US President on State visit to UK

U.S. President Donald Trump had lunch with Queen Elizabeth on the first day of his 3-day state visit to Britain on Monday but his trip looked set to be overshadowed by his views on Brexit, the UK’s next Prime Minister and a security row over the Huawei technology firm.

By Susy Hodges

President Trump and his wife, Melania were being treated to to a full display of British royal pageantry on Monday that included lunch and then in the evening a lavish state banquet with Queen Elizabeth at Buckingham Palace, tea with the heir to the throne, Prince Charles, and a tour of London's Westminster Abbey.

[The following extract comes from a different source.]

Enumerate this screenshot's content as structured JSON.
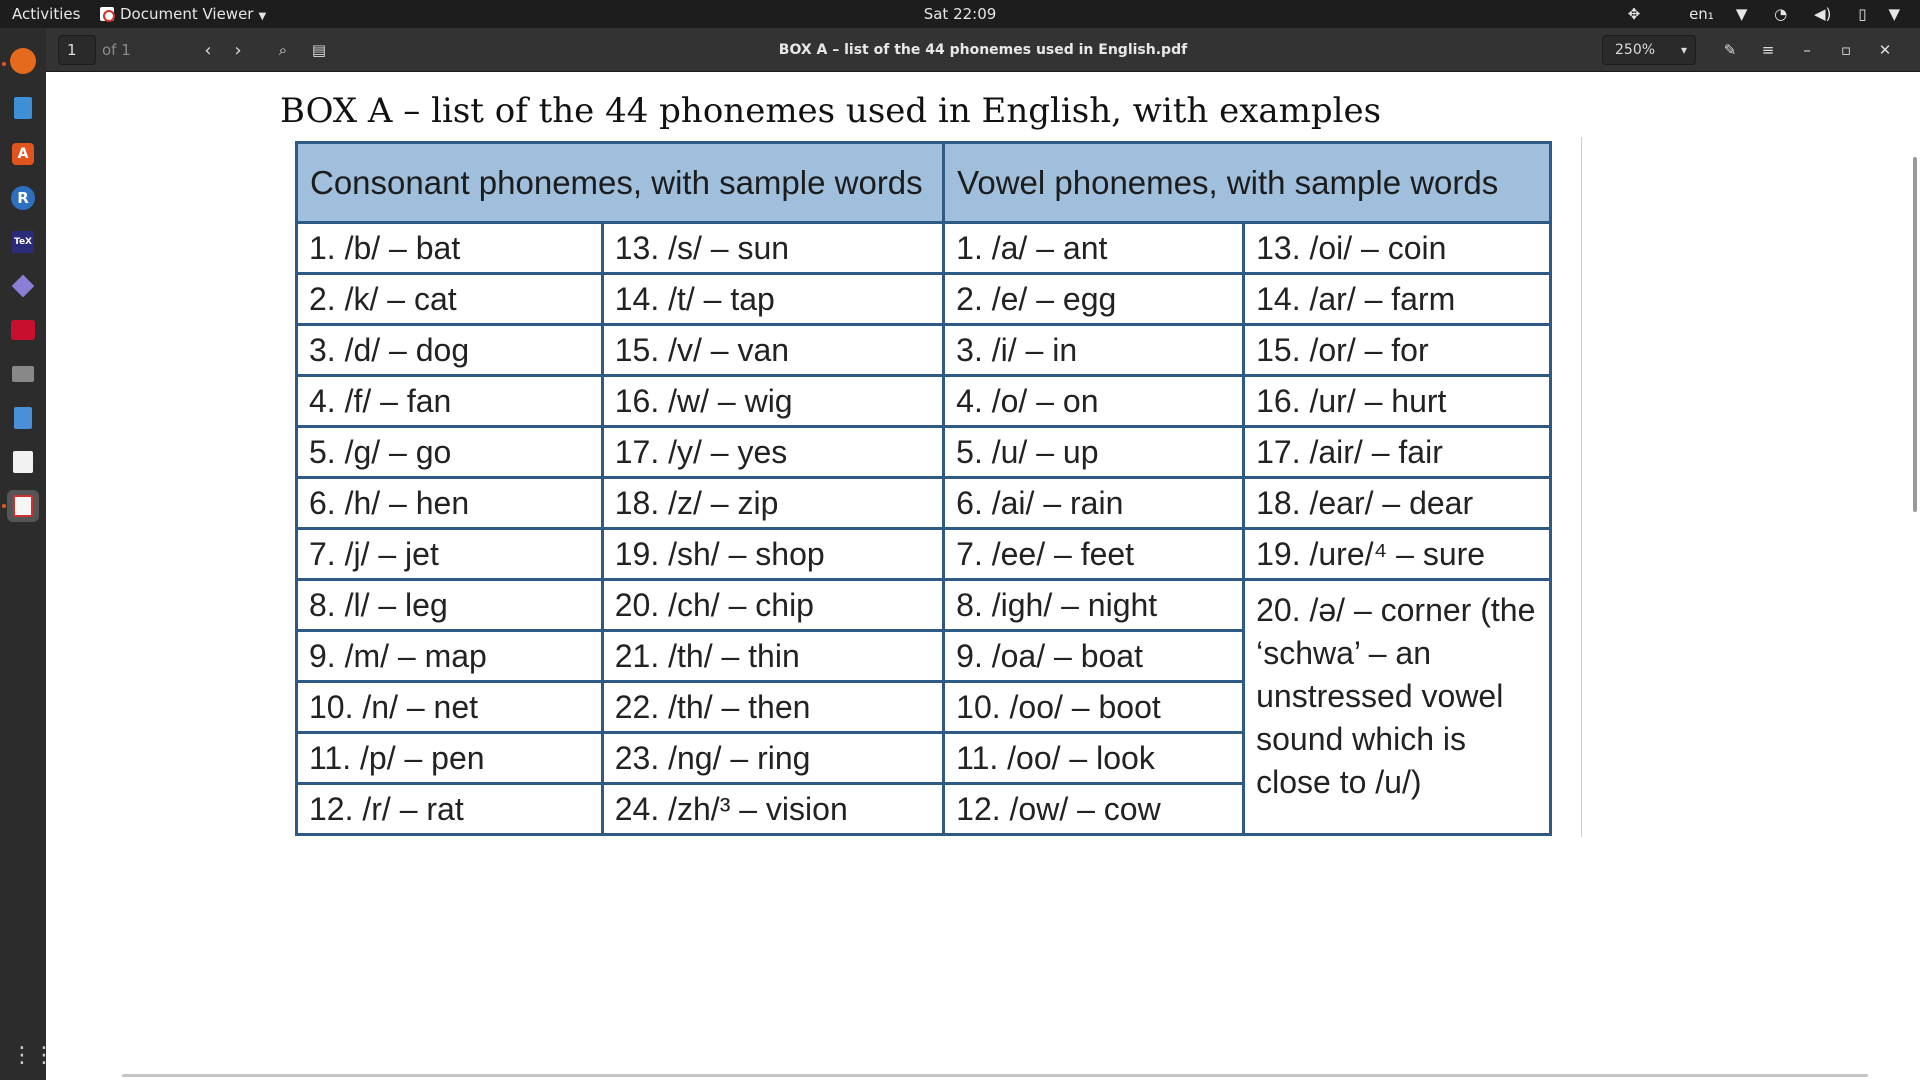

But beyond the pomp and ceremony, the unpredictable U.S. President had already ruffled feathers in Britain before his trip, with his remarks on the nation’s turbulent domestic politics in media interviews. Trump told the Sun newspaper that he was backing the Conservative Party leadership contender Boris Johnson to be the next UK Prime Minister. More than a dozen candidates are vying to replace Teresa May who is stepping down as Prime Minister on June the 7th after failing to get her Brexit deal through parliament.

In a separate newspaper interview, Trump said that the Brexit party leader Nigel Farage - who is an arch critic of May – should be involved in the government’s negotiations to leave the EU.

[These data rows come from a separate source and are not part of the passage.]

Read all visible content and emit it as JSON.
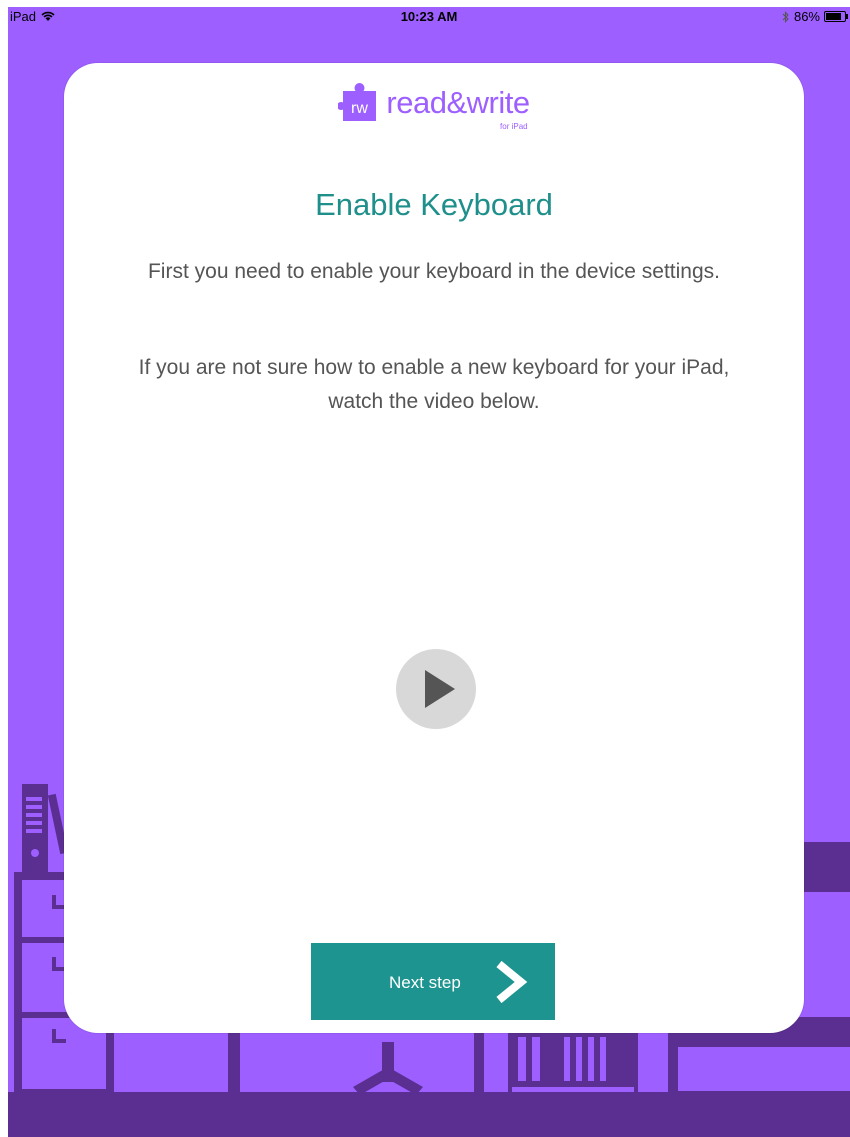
{
  "status_bar": {
    "device": "iPad",
    "time": "10:23 AM",
    "battery": "86%",
    "battery_level": 0.86
  },
  "logo": {
    "badge": "rw",
    "wordmark": "read&write",
    "subtitle": "for iPad"
  },
  "card": {
    "title": "Enable Keyboard",
    "paragraph1": "First you need to enable your keyboard in the device settings.",
    "paragraph2": "If you are not sure how to enable a new keyboard for your iPad, watch the video below."
  },
  "next_button": {
    "label": "Next step"
  },
  "colors": {
    "background": "#9d5fff",
    "furniture": "#5b2e91",
    "title": "#1e8f8a",
    "button": "#1e9490"
  },
  "icons": {
    "wifi": "wifi-icon",
    "bluetooth": "bluetooth-icon",
    "battery": "battery-icon",
    "play": "play-icon",
    "chevron": "chevron-right-icon"
  }
}
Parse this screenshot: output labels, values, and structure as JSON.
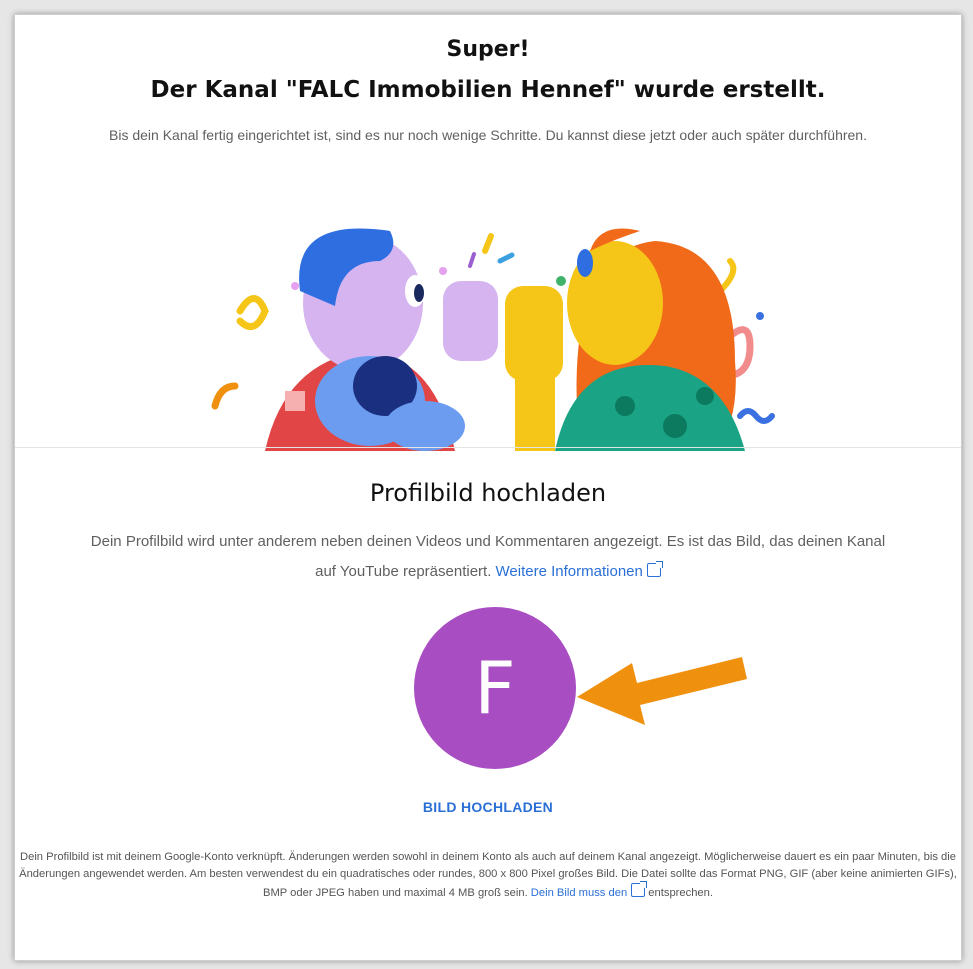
{
  "header": {
    "title_line1": "Super!",
    "title_line2": "Der Kanal \"FALC Immobilien Hennef\" wurde erstellt.",
    "intro": "Bis dein Kanal fertig eingerichtet ist, sind es nur noch wenige Schritte. Du kannst diese jetzt oder auch später durchführen."
  },
  "profile": {
    "title": "Profilbild hochladen",
    "description": "Dein Profilbild wird unter anderem neben deinen Videos und Kommentaren angezeigt. Es ist das Bild, das deinen Kanal auf YouTube repräsentiert.",
    "more_info_link": "Weitere Informationen",
    "avatar_letter": "F",
    "avatar_color": "#a94ec2",
    "upload_button": "BILD HOCHLADEN"
  },
  "footer": {
    "text": "Dein Profilbild ist mit deinem Google-Konto verknüpft. Änderungen werden sowohl in deinem Konto als auch auf deinem Kanal angezeigt. Möglicherweise dauert es ein paar Minuten, bis die Änderungen angewendet werden. Am besten verwendest du ein quadratisches oder rundes, 800 x 800 Pixel großes Bild. Die Datei sollte das Format PNG, GIF (aber keine animierten GIFs), BMP oder JPEG haben und maximal 4 MB groß sein.",
    "link_text": "Dein Bild muss den",
    "after_link": "entsprechen."
  },
  "colors": {
    "accent_link": "#2a6fd6",
    "arrow": "#f0900f"
  }
}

Britain is hoping Trump’s visit will cement the so-called special relationship between the 2 countries and lay the platform for a post-Brexit trade deal.

Although Trump has spoken of his admiration for May, there is expected to be differences of opinion during their talks on Tuesday. The British Prime Minister will raise the issue of climate change with a government spokesman saying on Monday the UK was disappointed by the U.S decision to withdraw from the Paris Climate Change Agreement.

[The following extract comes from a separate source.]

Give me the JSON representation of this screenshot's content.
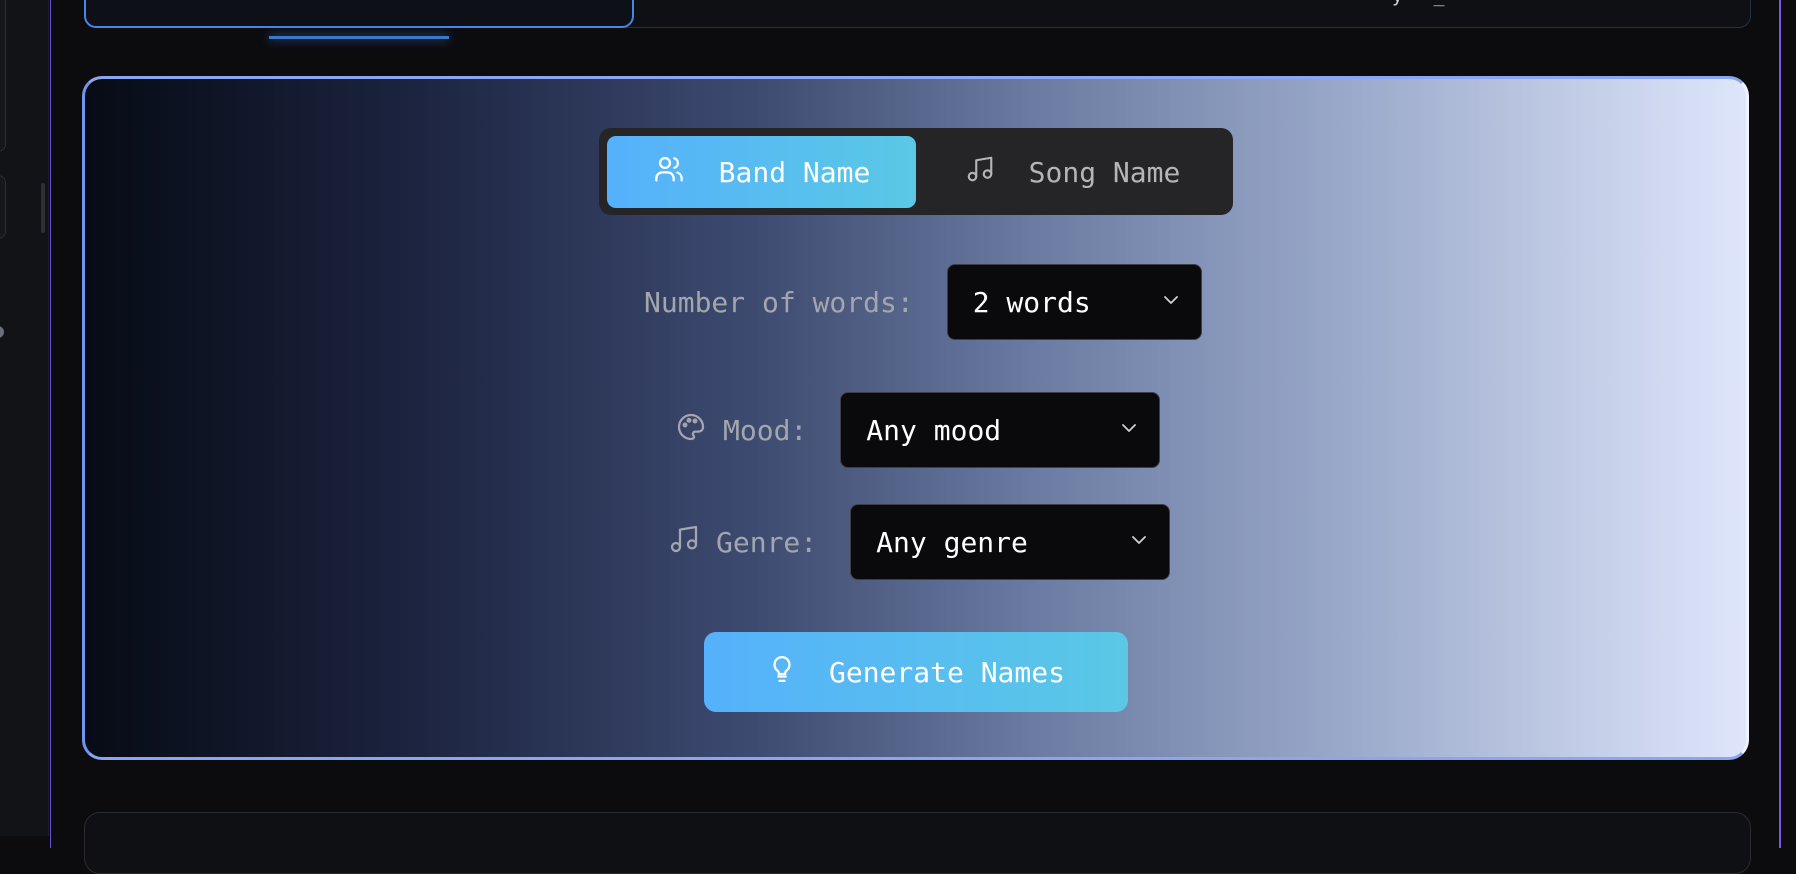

The two allies also don’t see eye to eye on the issue of cooperation with the Chinese telecoms giant Huawei. The U.S. has blacklisted the Chinese firm for security reasons while the UK has said it may allow Huawei to supply what it calls “non-core” components for its 5G network.

Britain has long seen the United States as its closest ally but protests against Trump’s state visit were being planned in several UK cities including London, Manchester, Belfast and Birmingham.

03 June 2019, 15:07